══ Available records

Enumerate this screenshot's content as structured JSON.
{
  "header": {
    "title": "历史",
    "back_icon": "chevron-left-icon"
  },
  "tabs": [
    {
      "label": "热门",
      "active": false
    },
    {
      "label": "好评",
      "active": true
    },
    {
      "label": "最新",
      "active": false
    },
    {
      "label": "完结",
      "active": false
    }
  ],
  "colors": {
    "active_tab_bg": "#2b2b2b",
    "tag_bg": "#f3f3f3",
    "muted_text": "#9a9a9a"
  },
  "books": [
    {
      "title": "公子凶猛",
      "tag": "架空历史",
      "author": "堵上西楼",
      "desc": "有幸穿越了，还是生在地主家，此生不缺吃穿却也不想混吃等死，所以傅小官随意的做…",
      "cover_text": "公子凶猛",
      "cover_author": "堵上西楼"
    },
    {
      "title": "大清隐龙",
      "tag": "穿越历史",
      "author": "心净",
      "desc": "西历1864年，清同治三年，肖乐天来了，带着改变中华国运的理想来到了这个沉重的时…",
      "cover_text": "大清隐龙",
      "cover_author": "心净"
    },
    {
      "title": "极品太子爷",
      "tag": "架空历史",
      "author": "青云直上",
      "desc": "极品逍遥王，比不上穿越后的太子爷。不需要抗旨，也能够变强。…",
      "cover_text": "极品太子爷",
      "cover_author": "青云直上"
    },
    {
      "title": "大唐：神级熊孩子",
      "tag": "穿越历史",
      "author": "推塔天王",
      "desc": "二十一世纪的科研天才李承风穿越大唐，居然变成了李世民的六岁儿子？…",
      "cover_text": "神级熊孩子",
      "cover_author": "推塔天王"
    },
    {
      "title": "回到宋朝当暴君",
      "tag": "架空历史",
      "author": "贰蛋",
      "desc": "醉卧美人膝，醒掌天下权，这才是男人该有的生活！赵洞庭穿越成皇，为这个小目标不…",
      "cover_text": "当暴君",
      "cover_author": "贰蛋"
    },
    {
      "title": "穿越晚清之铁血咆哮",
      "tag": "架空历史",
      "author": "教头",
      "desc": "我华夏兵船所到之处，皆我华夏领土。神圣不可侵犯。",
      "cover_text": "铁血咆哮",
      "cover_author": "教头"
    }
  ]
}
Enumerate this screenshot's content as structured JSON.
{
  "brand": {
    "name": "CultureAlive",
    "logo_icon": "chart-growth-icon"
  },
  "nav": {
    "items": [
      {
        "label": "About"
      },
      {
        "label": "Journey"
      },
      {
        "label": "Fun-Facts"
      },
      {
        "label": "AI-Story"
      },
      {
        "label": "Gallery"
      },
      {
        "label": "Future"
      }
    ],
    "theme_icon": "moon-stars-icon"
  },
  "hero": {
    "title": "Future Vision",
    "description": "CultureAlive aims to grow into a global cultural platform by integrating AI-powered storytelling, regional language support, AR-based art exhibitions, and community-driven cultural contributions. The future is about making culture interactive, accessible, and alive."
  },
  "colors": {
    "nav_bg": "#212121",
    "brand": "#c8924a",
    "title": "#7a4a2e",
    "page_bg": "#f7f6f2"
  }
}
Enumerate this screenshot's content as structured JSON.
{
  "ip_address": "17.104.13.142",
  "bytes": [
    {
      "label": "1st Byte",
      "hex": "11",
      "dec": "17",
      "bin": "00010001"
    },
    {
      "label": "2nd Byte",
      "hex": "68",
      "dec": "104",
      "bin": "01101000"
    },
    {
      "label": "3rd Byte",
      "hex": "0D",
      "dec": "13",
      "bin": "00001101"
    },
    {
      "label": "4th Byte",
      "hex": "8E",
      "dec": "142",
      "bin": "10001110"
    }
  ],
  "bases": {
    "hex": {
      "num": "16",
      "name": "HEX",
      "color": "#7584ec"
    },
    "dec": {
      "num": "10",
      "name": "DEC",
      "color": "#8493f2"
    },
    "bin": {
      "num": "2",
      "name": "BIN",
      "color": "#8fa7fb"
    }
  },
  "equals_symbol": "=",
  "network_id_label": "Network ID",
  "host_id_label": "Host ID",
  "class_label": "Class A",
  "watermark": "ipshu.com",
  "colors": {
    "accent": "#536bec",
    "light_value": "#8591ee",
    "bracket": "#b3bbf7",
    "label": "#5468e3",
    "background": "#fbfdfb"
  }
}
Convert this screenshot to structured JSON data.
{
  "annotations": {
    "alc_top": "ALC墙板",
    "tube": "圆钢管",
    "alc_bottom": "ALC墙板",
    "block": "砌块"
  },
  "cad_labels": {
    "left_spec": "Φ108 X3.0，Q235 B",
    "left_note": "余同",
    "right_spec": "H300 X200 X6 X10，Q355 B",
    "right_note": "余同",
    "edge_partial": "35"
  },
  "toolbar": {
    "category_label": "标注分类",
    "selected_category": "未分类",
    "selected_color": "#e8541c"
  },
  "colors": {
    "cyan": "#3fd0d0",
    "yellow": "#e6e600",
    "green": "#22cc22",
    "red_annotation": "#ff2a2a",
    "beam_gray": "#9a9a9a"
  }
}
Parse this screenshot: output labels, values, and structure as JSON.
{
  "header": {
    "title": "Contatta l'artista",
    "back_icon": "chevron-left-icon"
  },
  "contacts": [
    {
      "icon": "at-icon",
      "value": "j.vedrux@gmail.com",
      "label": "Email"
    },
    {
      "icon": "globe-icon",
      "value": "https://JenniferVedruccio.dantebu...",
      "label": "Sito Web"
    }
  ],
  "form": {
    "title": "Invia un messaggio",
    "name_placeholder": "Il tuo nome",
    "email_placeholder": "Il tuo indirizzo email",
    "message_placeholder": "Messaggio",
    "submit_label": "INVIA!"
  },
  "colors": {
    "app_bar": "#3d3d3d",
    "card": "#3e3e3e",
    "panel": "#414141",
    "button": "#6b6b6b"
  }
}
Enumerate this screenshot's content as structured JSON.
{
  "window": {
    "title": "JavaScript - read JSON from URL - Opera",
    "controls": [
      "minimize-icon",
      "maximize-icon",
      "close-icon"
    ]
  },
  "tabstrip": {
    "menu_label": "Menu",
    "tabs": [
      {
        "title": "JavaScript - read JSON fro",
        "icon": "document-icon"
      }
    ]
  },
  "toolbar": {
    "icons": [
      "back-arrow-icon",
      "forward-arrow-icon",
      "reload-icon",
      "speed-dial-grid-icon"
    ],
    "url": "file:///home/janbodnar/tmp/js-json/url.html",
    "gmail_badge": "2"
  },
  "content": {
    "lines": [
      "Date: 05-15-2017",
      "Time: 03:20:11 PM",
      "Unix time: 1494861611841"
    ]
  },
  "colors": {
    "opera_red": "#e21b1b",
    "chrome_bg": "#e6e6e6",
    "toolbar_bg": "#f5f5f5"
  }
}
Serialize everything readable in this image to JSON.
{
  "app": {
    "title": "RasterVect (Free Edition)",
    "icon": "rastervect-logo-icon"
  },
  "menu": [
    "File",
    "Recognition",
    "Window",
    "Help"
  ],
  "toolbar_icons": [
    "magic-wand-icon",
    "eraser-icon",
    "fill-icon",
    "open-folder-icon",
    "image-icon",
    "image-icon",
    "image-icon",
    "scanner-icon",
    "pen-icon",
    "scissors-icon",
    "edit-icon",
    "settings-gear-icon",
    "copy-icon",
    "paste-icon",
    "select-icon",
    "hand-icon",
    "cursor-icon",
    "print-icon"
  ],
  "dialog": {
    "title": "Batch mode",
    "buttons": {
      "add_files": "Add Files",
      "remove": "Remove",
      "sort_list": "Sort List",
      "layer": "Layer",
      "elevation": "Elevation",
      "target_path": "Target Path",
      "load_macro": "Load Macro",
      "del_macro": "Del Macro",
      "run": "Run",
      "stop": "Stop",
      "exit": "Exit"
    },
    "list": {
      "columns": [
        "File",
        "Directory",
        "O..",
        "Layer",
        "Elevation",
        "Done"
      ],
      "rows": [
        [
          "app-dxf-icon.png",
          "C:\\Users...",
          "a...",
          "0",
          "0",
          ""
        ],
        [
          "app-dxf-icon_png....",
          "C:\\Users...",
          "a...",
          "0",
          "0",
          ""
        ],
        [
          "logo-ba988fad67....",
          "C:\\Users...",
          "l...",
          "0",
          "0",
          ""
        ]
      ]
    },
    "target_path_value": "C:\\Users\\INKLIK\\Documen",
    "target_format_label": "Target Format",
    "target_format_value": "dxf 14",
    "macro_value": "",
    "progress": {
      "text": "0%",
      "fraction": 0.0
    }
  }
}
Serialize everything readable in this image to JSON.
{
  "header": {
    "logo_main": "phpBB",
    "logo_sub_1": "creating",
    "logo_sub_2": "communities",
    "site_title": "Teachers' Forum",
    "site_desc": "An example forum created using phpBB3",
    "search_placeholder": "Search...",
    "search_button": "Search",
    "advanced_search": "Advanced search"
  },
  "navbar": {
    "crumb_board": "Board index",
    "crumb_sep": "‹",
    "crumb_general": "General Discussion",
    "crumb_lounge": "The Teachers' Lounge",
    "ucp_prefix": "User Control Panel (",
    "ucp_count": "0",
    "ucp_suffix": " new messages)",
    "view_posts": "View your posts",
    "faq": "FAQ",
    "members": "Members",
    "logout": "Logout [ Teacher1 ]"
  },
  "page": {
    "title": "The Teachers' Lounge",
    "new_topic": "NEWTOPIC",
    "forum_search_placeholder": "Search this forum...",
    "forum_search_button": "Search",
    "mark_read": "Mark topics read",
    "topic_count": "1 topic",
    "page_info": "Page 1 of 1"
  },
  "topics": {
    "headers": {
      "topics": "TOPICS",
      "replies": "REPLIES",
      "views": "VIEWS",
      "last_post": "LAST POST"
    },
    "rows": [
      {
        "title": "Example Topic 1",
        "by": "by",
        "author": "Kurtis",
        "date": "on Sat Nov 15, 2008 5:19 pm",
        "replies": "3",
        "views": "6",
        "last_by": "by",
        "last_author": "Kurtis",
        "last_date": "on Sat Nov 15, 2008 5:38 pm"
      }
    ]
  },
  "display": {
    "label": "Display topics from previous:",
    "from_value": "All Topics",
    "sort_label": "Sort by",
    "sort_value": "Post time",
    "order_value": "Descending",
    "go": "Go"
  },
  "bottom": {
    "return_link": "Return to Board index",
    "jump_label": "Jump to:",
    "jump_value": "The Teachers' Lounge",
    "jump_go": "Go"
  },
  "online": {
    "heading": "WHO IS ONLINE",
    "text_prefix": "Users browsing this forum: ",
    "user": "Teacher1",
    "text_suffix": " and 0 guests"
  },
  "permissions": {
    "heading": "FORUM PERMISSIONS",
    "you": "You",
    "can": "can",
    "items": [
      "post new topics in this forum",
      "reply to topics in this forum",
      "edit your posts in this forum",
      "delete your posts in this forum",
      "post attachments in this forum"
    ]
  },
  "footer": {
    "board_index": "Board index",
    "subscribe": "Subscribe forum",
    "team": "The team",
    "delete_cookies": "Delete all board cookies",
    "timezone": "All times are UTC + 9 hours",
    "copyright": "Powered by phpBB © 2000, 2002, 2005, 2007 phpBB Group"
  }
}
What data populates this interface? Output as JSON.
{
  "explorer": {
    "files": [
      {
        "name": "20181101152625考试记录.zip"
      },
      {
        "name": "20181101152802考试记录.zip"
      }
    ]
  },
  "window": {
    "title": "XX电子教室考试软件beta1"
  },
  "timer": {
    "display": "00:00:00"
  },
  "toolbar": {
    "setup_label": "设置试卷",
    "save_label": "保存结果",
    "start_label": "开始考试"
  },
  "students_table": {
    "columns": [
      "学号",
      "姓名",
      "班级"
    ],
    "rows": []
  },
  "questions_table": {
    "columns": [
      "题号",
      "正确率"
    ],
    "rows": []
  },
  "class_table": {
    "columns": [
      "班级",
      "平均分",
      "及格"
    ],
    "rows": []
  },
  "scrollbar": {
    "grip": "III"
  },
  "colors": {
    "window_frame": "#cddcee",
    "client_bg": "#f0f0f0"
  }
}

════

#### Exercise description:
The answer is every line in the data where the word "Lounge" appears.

#### Answer space:
    "crumb_lounge": "The Teachers' Lounge",
    "title": "The Teachers' Lounge",
    "jump_value": "The Teachers' Lounge",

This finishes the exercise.